--- Items from an interface collection ---
※ ※ ※
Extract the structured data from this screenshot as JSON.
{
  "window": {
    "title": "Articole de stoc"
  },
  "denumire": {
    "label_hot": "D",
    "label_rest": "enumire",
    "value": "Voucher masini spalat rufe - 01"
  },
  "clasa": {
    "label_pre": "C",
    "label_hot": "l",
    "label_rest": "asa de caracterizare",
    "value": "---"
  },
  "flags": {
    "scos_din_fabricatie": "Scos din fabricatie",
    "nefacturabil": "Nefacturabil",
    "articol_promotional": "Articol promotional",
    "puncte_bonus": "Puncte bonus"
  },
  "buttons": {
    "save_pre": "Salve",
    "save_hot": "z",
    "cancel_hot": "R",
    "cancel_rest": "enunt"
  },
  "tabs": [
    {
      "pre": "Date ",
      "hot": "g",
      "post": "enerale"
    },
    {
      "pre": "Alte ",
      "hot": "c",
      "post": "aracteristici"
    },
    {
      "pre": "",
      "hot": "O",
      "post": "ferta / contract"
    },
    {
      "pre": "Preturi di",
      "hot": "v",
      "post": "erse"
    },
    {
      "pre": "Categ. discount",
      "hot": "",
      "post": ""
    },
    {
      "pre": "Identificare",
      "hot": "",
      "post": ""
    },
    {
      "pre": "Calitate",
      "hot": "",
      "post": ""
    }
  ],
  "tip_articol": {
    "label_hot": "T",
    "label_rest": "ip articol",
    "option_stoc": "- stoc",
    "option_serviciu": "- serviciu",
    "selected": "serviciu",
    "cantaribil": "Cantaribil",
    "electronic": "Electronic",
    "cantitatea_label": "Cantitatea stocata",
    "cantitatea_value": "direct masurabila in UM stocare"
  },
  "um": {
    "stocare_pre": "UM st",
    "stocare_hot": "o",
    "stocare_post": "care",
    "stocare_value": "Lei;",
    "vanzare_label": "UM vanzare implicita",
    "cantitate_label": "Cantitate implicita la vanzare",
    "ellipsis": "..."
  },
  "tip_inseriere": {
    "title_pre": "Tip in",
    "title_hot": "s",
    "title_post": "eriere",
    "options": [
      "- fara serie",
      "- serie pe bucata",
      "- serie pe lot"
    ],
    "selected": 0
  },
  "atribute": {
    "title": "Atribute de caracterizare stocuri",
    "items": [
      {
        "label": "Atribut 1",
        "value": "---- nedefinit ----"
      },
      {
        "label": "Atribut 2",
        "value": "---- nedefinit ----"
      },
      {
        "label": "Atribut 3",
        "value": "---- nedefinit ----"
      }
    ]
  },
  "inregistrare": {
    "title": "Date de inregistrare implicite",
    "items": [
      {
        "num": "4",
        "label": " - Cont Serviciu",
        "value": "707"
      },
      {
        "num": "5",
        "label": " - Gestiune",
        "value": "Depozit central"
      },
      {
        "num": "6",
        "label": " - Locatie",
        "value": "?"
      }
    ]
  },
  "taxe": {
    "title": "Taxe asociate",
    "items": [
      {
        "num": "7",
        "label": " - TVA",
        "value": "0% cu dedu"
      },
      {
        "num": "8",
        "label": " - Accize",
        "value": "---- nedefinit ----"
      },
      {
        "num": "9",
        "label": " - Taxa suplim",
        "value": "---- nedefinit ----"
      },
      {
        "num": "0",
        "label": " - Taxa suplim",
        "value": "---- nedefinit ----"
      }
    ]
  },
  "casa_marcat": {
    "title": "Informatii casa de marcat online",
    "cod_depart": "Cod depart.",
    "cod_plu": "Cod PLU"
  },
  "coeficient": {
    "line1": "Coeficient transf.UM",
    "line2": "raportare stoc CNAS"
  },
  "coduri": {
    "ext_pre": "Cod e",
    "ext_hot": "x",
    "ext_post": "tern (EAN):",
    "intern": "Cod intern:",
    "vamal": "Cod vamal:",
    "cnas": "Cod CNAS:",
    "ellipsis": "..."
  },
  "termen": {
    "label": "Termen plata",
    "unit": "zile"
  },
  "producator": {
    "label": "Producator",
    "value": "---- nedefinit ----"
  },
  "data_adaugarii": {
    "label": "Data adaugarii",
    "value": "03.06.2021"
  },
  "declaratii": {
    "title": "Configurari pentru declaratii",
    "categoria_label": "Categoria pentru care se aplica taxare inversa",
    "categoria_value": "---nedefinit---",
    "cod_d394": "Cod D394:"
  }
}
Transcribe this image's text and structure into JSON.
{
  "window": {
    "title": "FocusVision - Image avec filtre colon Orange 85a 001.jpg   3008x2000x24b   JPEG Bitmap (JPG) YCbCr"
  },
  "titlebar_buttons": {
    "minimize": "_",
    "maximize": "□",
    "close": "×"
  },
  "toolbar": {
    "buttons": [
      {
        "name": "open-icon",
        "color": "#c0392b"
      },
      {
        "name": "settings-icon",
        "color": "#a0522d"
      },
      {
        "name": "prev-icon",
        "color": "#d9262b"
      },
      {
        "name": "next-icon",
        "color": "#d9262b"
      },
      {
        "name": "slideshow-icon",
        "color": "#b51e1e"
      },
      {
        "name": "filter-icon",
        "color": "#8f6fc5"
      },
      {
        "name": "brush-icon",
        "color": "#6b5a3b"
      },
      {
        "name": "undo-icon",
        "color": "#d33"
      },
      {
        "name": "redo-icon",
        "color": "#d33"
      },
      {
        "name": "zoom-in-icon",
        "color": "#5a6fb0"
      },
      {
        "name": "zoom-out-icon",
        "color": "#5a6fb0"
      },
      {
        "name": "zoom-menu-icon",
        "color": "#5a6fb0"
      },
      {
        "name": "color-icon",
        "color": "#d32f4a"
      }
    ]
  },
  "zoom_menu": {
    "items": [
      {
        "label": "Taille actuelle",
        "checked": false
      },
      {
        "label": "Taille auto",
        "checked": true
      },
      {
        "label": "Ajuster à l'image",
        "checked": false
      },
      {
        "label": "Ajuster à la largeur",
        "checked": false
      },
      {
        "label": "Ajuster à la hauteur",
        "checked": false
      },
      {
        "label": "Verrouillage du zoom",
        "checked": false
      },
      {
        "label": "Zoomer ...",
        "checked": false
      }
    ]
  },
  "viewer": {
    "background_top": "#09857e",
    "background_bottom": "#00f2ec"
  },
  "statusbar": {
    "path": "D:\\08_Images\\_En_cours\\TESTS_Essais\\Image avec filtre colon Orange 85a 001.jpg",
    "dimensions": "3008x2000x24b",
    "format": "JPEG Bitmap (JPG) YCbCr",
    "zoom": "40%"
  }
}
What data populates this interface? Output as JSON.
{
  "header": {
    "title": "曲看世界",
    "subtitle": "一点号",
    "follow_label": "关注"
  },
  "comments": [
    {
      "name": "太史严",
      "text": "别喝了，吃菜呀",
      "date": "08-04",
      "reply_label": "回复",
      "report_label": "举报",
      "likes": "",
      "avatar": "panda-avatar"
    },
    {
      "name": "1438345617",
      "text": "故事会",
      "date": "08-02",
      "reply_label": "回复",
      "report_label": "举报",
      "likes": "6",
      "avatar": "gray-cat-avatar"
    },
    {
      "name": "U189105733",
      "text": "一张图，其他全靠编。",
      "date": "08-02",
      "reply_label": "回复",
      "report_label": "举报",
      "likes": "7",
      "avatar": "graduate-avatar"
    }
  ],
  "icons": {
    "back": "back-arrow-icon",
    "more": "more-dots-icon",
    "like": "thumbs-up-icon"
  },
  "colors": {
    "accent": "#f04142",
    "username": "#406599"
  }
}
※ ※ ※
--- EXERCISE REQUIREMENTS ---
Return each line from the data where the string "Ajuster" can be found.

--- RESULT FOR THIS TASK ---
        "label": "Ajuster à l'image",
        "label": "Ajuster à la largeur",
        "label": "Ajuster à la hauteur",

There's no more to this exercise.